Although symptoms of SAD usually go away completely every summer, Dr. Rohan: “In summer 2020 we did not see a complete remission in our patients. With such great loads, they overwrite the seasonal pattern. “
Dr. Rohan fears the fear and stress caused by the pandemic will increase the risk and severity of winter depression for all. “It’s possible for those with subclinical SAD to go clinical,” she said. “People will have limited ability to stay healthy, even if they normally have good coping skills.”
Dr. However, Rosenthal said: “Only an understanding of the problems can give people a plan on how to deal with them more effectively.” The most helpful thing for people with SAD could be exposure to sunlight or an artificial equivalent for 20 to 30 minutes each morning. The standard amount of light required is 10,000 lux. Sitting under a commercial light box that is at least a foot square does the job. It is also helpful to use a twilight simulator in the bedroom or a light on a timer to switch on 10 or 20 minutes before you get up.
LIGHT THERAPY Wirecutter, a New York Times company, checks lightboxes here.
My late husband was helped by walking the dog for about half an hour every morning after sunrise.
“A 20-minute walk in the early morning sun is as good as commercial light therapy,” said Dr. Rosenthal. “But while the morning is best, it helps whenever you can go for a walk.” The combination of movement and outside light is crucial. It connects you with your surroundings – not just with the light, but also with the birds, trees, animal life and the neighborhood – anything can act as an antidote to the cocoon of isolation. “
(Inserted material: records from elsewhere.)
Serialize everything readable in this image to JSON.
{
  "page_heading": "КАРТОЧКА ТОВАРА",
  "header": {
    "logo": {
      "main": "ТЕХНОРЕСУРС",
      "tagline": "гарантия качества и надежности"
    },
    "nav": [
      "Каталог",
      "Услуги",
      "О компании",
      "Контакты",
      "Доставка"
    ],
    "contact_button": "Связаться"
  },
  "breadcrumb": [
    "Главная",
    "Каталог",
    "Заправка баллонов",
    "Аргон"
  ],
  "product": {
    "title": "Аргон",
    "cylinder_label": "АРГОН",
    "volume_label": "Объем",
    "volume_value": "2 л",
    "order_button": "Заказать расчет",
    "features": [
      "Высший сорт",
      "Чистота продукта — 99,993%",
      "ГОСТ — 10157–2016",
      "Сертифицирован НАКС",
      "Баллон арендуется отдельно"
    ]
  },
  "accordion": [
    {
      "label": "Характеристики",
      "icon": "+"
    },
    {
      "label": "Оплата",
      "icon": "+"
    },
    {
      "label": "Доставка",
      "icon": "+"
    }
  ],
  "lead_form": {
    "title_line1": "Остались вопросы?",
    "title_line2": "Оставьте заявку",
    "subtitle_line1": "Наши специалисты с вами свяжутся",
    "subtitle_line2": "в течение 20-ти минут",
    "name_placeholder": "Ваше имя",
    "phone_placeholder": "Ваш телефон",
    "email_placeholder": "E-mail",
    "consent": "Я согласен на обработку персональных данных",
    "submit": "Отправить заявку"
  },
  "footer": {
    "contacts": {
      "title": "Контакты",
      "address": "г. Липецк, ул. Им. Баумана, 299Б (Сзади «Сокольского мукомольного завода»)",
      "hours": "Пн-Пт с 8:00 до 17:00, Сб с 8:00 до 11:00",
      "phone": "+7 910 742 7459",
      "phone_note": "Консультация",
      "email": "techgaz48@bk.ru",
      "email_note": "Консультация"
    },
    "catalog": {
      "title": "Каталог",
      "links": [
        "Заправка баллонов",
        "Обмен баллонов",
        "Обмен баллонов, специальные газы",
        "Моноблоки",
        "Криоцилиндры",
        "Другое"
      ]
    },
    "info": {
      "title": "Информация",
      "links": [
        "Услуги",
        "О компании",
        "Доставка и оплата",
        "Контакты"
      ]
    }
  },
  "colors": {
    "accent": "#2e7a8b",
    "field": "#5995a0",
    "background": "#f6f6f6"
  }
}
Our conversation reminded me of the tactics I used during the devastating first few months of the pandemic, when my city was the epicenter of Covid-19 infections, hospitalizations and deaths. I struggled to find something that was joy every day: new growth on trees in the neighborhood, blossoms emerging in people’s yards, watching my dog play with his canine friends, flirting with toddlers on the street, and after ours in the evening Essentially, it calls workers who are putting their lives at risk for the rest of us.
“Don’t push the joy out of your life,” said Dr. Rosenthal emphatically. “There has to be joy every day. It’s an upfront investment that pays off well. “He suggested taking classes online and maybe learning how to make jewelry or paint or play an instrument. Keeping in touch with people is also very important, perhaps by setting up a socially distant lunch date or having coffee or tea with a friend.